Leonhardt-Consort
Teldec 1978 (1978) Period
Die Bach Kantate Vol. 47 Rilling, HelmuthHelmuth Rilling
Gächinger Kantorei
Württembergisches Kammerorchester Heilbronn
Hänssler 1983 (1983) Chamber
J. S. Bach: Complete Cantatas Vol. 8 Koopman, TonTon Koopman
Amsterdam Baroque Orchestra & Choir
Antoine Marchand 1998 (1998) Period
Bach Cantatas Vol. 6: Köthen/Frankfurt / For the 12th Sunday after Trinity / For the 13th Sunday after Trinity Gardiner, John EliotJohn Eliot Gardiner
Monteverdi Choir
English Baroque Soloists
Soli Deo Gloria 2000 (2000) Period
J.S. Bach: Cantatas Vol. 13 – Cantatas from Leipzig 1723 Suzuki, MasaakiMasaaki Suzuki
Bach Collegium Japan
BIS 1999 (1999) Period
Bach Edition Vol. 21 – Cantatas Vol. 12 Leusink, Pieter JanPieter Jan Leusink
Holland Boys Choir
Netherlands Bach Collegium
Brilliant Classics 2000 (2000) Period

Notes[edit]

  1. ^ "BWV" is Bach-Werke-Verzeichnis, a thematic catalogue of Bach's works.

References[edit]
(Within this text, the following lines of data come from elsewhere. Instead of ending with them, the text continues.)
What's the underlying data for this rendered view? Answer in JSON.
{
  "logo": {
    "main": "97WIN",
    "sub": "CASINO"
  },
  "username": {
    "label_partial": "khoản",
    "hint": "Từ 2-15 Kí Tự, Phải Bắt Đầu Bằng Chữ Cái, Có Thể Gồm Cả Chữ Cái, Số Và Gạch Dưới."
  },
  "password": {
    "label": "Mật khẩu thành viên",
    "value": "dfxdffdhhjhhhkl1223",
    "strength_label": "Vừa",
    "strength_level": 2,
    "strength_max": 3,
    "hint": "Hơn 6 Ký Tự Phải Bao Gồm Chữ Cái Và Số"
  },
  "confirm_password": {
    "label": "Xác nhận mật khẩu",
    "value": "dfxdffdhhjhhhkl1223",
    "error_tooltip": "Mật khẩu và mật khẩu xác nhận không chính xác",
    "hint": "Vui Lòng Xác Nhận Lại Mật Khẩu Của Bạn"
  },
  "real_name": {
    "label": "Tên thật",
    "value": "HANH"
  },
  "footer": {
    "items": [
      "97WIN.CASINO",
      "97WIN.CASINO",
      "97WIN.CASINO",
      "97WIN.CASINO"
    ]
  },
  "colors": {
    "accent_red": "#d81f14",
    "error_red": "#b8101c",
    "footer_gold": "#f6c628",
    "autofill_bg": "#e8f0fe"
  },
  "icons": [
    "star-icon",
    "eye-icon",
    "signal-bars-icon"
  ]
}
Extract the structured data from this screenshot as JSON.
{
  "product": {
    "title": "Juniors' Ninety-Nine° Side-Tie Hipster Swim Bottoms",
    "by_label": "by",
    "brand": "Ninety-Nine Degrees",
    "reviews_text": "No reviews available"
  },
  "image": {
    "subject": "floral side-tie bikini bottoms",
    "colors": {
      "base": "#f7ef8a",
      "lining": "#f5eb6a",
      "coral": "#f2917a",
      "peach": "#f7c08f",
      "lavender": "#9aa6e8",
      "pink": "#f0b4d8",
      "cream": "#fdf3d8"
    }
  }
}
  1. ^ a b c d e f g h Dellal, Pamela. "BWV 77 - "Du sollt Gott, deinen Herren, lieben"". Emmanuel Music. Retrieved 15 September 2014. 
  2. ^ a b c d e f g h i j Dürr, Alfred; Jones, Richard D. P. (2006). The Cantatas of J. S. Bach: With Their Librettos in German-English Parallel Text. Oxford University Press. pp. 510–513. 
  3. ^ Glöckner, Andreas (2000). "BWV 76: Die Himmel erzählen die Ehre Gottes / (The heavens declare the Glory of God)". Bach Cantatas Website. p. 10. 
  4. ^ a b c Wolff, Christoph (2008). "On the first annual cycle of Bach's Cantatas for the Leipzig liturgy (1723–1724)" (PDF). Bach Cantatas Website. p. 16. Retrieved 12 September 2011. 
  5. ^ a b c Dahn, Luke (2017). "BWV 77.6". bach-chorales.com. Retrieved 22 June 2017. 
  6. ^ a b c d Rust, Wilhelm (1870). "Cantate (Am dreizehnten Sonntage nach Trinitatis): Du sollst Gott, deinen Herren, lieben – No. 77". Joh. Seb. Bach's Kirchenkantaten: Achter Band (Nos. 71–80). Bach-Gesellschaft Ausgabe (in German). XVIII. Breitkopf & Härtel. pp. XIII–XV and XX–XXI (Preface); 233–254 (Score). 
  7. ^ a b c d Neumann, Werner (1958–1959). "Bach, Johann Sebastian: Du sollt Gott, deinen Herren, lieben, BWV 77, Kantate zum 13. Sonntag nach Trinitatis". Kantaten zum 13. und 14. Sonntag nach Trinitatis. New Bach Edition (in German). Series I: Cantatas, Vol. 21. Bärenreiter. pp. 1ff. (Score, 1958); 7ff. (Critical Commentary, 1959). 
  8. ^ a b c d "Du sollt Gott, deinen Herren, lieben BWV 77; BC A 126 / Sacred cantata (13th Sunday after Trinity)". Bach Digital. 2017. Retrieved 21 June 2017. (and lyrics page) 
  9. ^ a b c "Berlin, Staatsbibliothek zu Berlin – Preußischer Kulturbesitz: D-B Mus. ms. Bach P 68". Bach Digital. 2017. Retrieved 22 June 2017. (description and facsimile of Bach's autograph score conserved at the Berlin State Library) 
  10. ^ a b c d e f g Gardiner, John Eliot (2007). "Cantatas for the Thirteenth Sunday after Trinity / Dreikönigskirche, Frankfurt" (PDF). Monteverdi Choir. p. 18–23. Retrieved 11 September 2017. 
  11. ^ Wolf, Uwe (2015). Du sollt Gott, deinen Herren, lieben / The Lord your God with all your heart / BWV 77 (PDF). Carus-Verlag. p. 4. 
  12. ^ Oron, Aryeh. "Cantata BWV 77 Du sollt Gott, deinen Herren, lieben". Bach Cantatas Website. Retrieved 29 August 2015. [unreliable source?]

External links[edit]